Writing 101: The Business Email
Writing a business email is different than sending off an email to a friend or family member. The tone should be more professional, but also warm and friendly. Here are some tips for crafting an effective business email every time.
Greet the recipient. Take the time to write a greeting, and when possible, include the recipient’s name. This makes your greeting seem more real and shows you took the time to personalize it.
Avoid rambling. This is an email, not a handwritten letter. Avoid writing volumes of information. Instead, get the basic points across.
Use the subject line. How many times have you deleted a message without reading it because there was no subject? Other people do this, too. Keep your message on the subject line clear and to the point.
Careful with your tone. It’s difficult to communicate via email because the recipient can’t read your body language and hear your tone of voice. Choose your words carefully, so you don’t come across as abrupt, abrasive or pushy.
Check your spelling. This may seem like a no-brainer, but far too many people send emails without double-checking their spelling and grammar, which looks, well, unprofessional. There is a spell check tool for a reason. Use it.
Avoid emoticons. Save the cute little emoticons for your friends and family. They are just that, cute. They do not look professional, and no, they do make you seem more down to earth.

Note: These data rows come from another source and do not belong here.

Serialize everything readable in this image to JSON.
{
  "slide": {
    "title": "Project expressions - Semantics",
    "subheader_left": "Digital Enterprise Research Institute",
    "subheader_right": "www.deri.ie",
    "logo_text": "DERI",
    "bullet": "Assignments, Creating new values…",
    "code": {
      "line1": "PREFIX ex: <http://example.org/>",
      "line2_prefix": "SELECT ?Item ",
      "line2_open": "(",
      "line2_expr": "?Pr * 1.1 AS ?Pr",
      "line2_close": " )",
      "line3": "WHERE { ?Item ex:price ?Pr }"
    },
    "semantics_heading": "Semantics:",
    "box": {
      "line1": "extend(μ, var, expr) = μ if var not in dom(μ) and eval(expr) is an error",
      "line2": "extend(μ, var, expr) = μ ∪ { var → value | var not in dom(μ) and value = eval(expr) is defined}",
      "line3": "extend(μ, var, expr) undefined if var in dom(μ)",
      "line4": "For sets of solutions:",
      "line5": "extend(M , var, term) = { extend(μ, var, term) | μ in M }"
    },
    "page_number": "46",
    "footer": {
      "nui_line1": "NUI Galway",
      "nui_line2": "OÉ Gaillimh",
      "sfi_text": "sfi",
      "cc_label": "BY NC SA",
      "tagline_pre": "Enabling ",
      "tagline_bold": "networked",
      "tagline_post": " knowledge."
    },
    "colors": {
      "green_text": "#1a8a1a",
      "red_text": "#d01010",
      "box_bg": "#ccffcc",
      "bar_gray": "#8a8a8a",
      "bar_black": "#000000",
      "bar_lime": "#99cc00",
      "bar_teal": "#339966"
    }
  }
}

Reconsider attachments. If there’s something you really want the recipient to see, include the most important part of it within the email. Attachments add an unnecessary step for your reader. You can always include the attachment, and let readers decide whether to open it.

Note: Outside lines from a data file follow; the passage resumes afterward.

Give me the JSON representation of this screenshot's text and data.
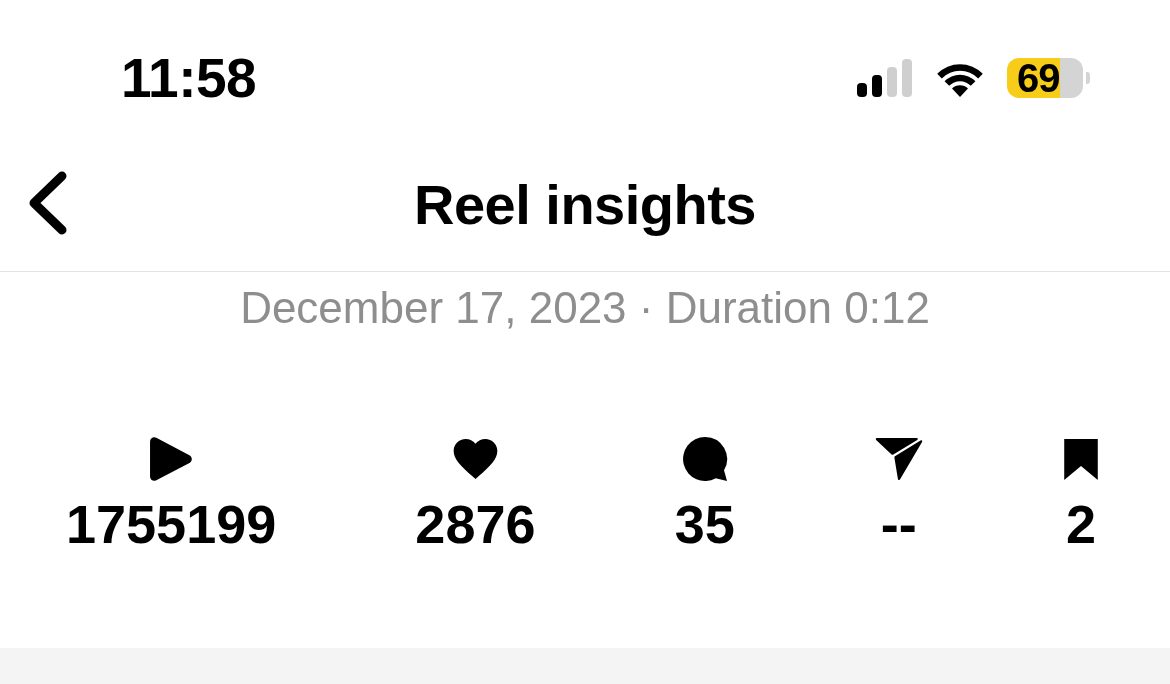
{
  "status_bar": {
    "time": "11:58",
    "battery_percent": "69"
  },
  "header": {
    "title": "Reel insights"
  },
  "summary": "December 17, 2023 · Duration 0:12",
  "metrics": [
    {
      "kind": "plays",
      "value": "1755199"
    },
    {
      "kind": "likes",
      "value": "2876"
    },
    {
      "kind": "comments",
      "value": "35"
    },
    {
      "kind": "shares",
      "value": "--"
    },
    {
      "kind": "saves",
      "value": "2"
    }
  ]
}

Avoid ALL CAPS. Using ALL CAPS is harsh looking and comes off as if you’re yelling. If you absolutely want to stress a word or phrase, better to italicize it.

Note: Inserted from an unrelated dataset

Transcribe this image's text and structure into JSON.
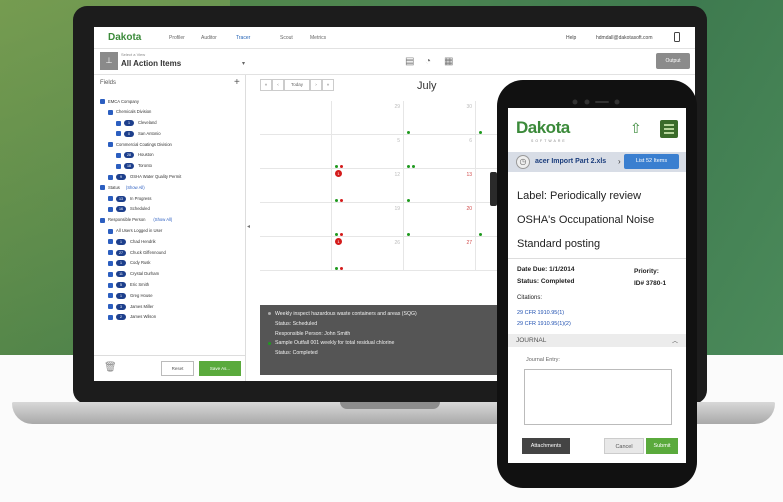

Say good-bye. In addition to a nice greeting, a business email should include a closing, as well as a signature. For instance, it could be as simple as saying, “Thank you,” or “Sincerely.” Or, writing something more elaborate such as, “I look forward to hearing from you.”
Best E-mail Sign-Offs
So you’ve worked to make your email clear and edited it to streamline your writing. But it can all go awry with the wrong closing. It’s just a word or a phrase, but finding the right tone to close your email requires a surprising amount of thought and finesse. Consider the context. What works for a friend or a close colleague, doesn’t work in strictly professional correspondence with a distant acquaintance or someone you’ve never met. Here are some sign-offs to set the right tone, as well as closings you should avoid.
Here’s a rundown of tried-and-true sign-offs that work best to set the right tone.
Formal business sign-offs. For a formal (and safe!) business closing, try one of these: Regards, Sincerely, or Best wishes.
Friendly business closings. If you’re aiming for a warm, friendly tone, try Best, Cheers, or As ever.
Closings to express gratitude, or make a request. A simple “Thanks” is a solid choice when you want to express gratitude. And you can never go wrong when you add the line, “I appreciate your [help, input, feedback, etc.] to express appreciation when someone helps you out. Closing with “Thanks in advance” conveys a tone of expectancy. Save it for when you mean to imply, “I expect you to do this.”
Sign-offs to avoid
The closings you want to avoid altogether in a business email.
Love. Save this one for your significant other, family and friends. Ditto for “Hugs” or “XOXO.”
Thx or Rgrds. You’re not 13, and this conversation is not taking place on a messaging app. Take the time to write your words.
Take care. On the surface, it sounds pleasant, but on closer examination, it seems to imply that the recipient should be wary of potential danger. Use this one only if there’s known to be bears lurking around the dumpster at the recipient’s office.
Yours truly. Do you really, really belong to the recipient? Nope. This sounds insincere and hokey unless you’re writing home to your parents from summer camp.
Respectfully/Respectfully yours. This is the standard close for government officials and clergy. So if you’re writing to an ordained minister or the POTUS, fine. Otherwise, avoid them.
[Nothing at all]. Okay, we live in the modern world of instant messaging, but this comes off as a bit abrupt and impersonal. Say something—anything—to close.